### EXERCISE OBJECTIVE:
Repeat each line of the data exactly as written.

***** TASK INPUT

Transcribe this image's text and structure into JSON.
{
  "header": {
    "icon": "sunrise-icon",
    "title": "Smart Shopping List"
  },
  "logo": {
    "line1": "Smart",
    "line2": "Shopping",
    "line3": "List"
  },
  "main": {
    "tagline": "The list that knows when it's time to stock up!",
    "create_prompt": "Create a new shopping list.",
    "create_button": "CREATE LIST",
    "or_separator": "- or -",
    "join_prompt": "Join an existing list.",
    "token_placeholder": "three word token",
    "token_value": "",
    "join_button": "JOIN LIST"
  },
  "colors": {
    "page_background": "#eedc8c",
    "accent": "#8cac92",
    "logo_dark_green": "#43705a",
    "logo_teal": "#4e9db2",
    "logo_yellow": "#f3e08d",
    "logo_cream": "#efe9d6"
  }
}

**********

### THE COMPLETED TASK:
Transcribe this image's text and structure into JSON.
{
  "header": {
    "icon": "sunrise-icon",
    "title": "Smart Shopping List"
  },
  "logo": {
    "line1": "Smart",
    "line2": "Shopping",
    "line3": "List"
  },
  "main": {
    "tagline": "The list that knows when it's time to stock up!",
    "create_prompt": "Create a new shopping list.",
    "create_button": "CREATE LIST",
    "or_separator": "- or -",
    "join_prompt": "Join an existing list.",
    "token_placeholder": "three word token",
    "token_value": "",
    "join_button": "JOIN LIST"
  },
  "colors": {
    "page_background": "#eedc8c",
    "accent": "#8cac92",
    "logo_dark_green": "#43705a",
    "logo_teal": "#4e9db2",
    "logo_yellow": "#f3e08d",
    "logo_cream": "#efe9d6"
  }
}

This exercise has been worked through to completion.